*Exercise requirements*: Nothing in the records should change; write them all out exactly.

*Provided records*:
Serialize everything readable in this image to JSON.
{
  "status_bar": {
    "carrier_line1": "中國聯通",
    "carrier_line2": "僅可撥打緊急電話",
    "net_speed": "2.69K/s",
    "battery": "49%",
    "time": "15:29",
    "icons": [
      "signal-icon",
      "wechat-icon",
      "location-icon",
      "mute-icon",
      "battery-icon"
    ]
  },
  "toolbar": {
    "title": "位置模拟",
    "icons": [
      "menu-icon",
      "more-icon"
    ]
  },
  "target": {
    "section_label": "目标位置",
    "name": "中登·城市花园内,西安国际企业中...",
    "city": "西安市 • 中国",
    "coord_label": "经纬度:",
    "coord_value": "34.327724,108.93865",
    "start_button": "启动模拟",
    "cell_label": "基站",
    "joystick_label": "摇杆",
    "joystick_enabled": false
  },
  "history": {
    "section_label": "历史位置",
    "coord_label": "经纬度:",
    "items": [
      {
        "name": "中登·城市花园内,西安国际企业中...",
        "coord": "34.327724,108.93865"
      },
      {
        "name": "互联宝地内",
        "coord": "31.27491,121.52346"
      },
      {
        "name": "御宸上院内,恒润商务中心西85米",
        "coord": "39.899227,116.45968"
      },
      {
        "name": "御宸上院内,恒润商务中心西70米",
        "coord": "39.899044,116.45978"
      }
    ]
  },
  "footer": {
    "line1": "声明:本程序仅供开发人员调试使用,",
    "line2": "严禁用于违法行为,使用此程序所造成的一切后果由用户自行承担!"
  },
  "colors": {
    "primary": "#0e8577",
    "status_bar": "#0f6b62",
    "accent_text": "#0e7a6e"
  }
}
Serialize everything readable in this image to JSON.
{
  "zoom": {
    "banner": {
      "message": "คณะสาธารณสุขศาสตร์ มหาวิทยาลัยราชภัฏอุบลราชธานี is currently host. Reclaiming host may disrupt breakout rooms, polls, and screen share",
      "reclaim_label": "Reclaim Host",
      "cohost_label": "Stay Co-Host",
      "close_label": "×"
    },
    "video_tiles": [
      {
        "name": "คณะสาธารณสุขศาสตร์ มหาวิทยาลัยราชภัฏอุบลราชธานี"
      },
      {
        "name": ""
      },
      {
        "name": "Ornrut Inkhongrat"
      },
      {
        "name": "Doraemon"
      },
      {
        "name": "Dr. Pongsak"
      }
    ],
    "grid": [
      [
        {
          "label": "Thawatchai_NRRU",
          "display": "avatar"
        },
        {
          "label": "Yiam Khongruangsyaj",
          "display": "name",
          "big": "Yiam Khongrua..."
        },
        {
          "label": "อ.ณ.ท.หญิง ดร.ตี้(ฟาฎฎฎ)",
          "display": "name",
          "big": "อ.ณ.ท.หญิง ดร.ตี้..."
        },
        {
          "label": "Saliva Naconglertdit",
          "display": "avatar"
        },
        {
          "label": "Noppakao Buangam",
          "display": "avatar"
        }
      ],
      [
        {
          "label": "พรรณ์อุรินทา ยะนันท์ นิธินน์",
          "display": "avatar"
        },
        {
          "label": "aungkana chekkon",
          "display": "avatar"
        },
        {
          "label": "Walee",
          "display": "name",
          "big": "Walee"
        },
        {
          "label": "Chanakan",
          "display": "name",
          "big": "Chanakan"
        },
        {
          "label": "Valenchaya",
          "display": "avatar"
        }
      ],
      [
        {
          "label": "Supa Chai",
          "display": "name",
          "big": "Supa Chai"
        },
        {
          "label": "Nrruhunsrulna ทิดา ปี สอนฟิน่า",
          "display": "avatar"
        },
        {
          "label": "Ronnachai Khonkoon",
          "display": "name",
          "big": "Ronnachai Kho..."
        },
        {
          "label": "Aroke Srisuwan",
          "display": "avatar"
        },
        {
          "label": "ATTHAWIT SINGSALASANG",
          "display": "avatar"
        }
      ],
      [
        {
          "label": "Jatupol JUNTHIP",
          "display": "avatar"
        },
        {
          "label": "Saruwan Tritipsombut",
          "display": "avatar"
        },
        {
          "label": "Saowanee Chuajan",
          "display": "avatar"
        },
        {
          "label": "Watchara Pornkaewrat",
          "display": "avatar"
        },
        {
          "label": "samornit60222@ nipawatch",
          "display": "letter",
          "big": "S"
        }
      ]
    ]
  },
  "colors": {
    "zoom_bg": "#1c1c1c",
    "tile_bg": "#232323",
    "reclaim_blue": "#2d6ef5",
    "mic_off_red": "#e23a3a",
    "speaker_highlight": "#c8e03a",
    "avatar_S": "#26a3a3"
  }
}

*Solution to the exercise*:
Serialize everything readable in this image to JSON.
{
  "status_bar": {
    "carrier_line1": "中國聯通",
    "carrier_line2": "僅可撥打緊急電話",
    "net_speed": "2.69K/s",
    "battery": "49%",
    "time": "15:29",
    "icons": [
      "signal-icon",
      "wechat-icon",
      "location-icon",
      "mute-icon",
      "battery-icon"
    ]
  },
  "toolbar": {
    "title": "位置模拟",
    "icons": [
      "menu-icon",
      "more-icon"
    ]
  },
  "target": {
    "section_label": "目标位置",
    "name": "中登·城市花园内,西安国际企业中...",
    "city": "西安市 • 中国",
    "coord_label": "经纬度:",
    "coord_value": "34.327724,108.93865",
    "start_button": "启动模拟",
    "cell_label": "基站",
    "joystick_label": "摇杆",
    "joystick_enabled": false
  },
  "history": {
    "section_label": "历史位置",
    "coord_label": "经纬度:",
    "items": [
      {
        "name": "中登·城市花园内,西安国际企业中...",
        "coord": "34.327724,108.93865"
      },
      {
        "name": "互联宝地内",
        "coord": "31.27491,121.52346"
      },
      {
        "name": "御宸上院内,恒润商务中心西85米",
        "coord": "39.899227,116.45968"
      },
      {
        "name": "御宸上院内,恒润商务中心西70米",
        "coord": "39.899044,116.45978"
      }
    ]
  },
  "footer": {
    "line1": "声明:本程序仅供开发人员调试使用,",
    "line2": "严禁用于违法行为,使用此程序所造成的一切后果由用户自行承担!"
  },
  "colors": {
    "primary": "#0e8577",
    "status_bar": "#0f6b62",
    "accent_text": "#0e7a6e"
  }
}
Serialize everything readable in this image to JSON.
{
  "zoom": {
    "banner": {
      "message": "คณะสาธารณสุขศาสตร์ มหาวิทยาลัยราชภัฏอุบลราชธานี is currently host. Reclaiming host may disrupt breakout rooms, polls, and screen share",
      "reclaim_label": "Reclaim Host",
      "cohost_label": "Stay Co-Host",
      "close_label": "×"
    },
    "video_tiles": [
      {
        "name": "คณะสาธารณสุขศาสตร์ มหาวิทยาลัยราชภัฏอุบลราชธานี"
      },
      {
        "name": ""
      },
      {
        "name": "Ornrut Inkhongrat"
      },
      {
        "name": "Doraemon"
      },
      {
        "name": "Dr. Pongsak"
      }
    ],
    "grid": [
      [
        {
          "label": "Thawatchai_NRRU",
          "display": "avatar"
        },
        {
          "label": "Yiam Khongruangsyaj",
          "display": "name",
          "big": "Yiam Khongrua..."
        },
        {
          "label": "อ.ณ.ท.หญิง ดร.ตี้(ฟาฎฎฎ)",
          "display": "name",
          "big": "อ.ณ.ท.หญิง ดร.ตี้..."
        },
        {
          "label": "Saliva Naconglertdit",
          "display": "avatar"
        },
        {
          "label": "Noppakao Buangam",
          "display": "avatar"
        }
      ],
      [
        {
          "label": "พรรณ์อุรินทา ยะนันท์ นิธินน์",
          "display": "avatar"
        },
        {
          "label": "aungkana chekkon",
          "display": "avatar"
        },
        {
          "label": "Walee",
          "display": "name",
          "big": "Walee"
        },
        {
          "label": "Chanakan",
          "display": "name",
          "big": "Chanakan"
        },
        {
          "label": "Valenchaya",
          "display": "avatar"
        }
      ],
      [
        {
          "label": "Supa Chai",
          "display": "name",
          "big": "Supa Chai"
        },
        {
          "label": "Nrruhunsrulna ทิดา ปี สอนฟิน่า",
          "display": "avatar"
        },
        {
          "label": "Ronnachai Khonkoon",
          "display": "name",
          "big": "Ronnachai Kho..."
        },
        {
          "label": "Aroke Srisuwan",
          "display": "avatar"
        },
        {
          "label": "ATTHAWIT SINGSALASANG",
          "display": "avatar"
        }
      ],
      [
        {
          "label": "Jatupol JUNTHIP",
          "display": "avatar"
        },
        {
          "label": "Saruwan Tritipsombut",
          "display": "avatar"
        },
        {
          "label": "Saowanee Chuajan",
          "display": "avatar"
        },
        {
          "label": "Watchara Pornkaewrat",
          "display": "avatar"
        },
        {
          "label": "samornit60222@ nipawatch",
          "display": "letter",
          "big": "S"
        }
      ]
    ]
  },
  "colors": {
    "zoom_bg": "#1c1c1c",
    "tile_bg": "#232323",
    "reclaim_blue": "#2d6ef5",
    "mic_off_red": "#e23a3a",
    "speaker_highlight": "#c8e03a",
    "avatar_S": "#26a3a3"
  }
}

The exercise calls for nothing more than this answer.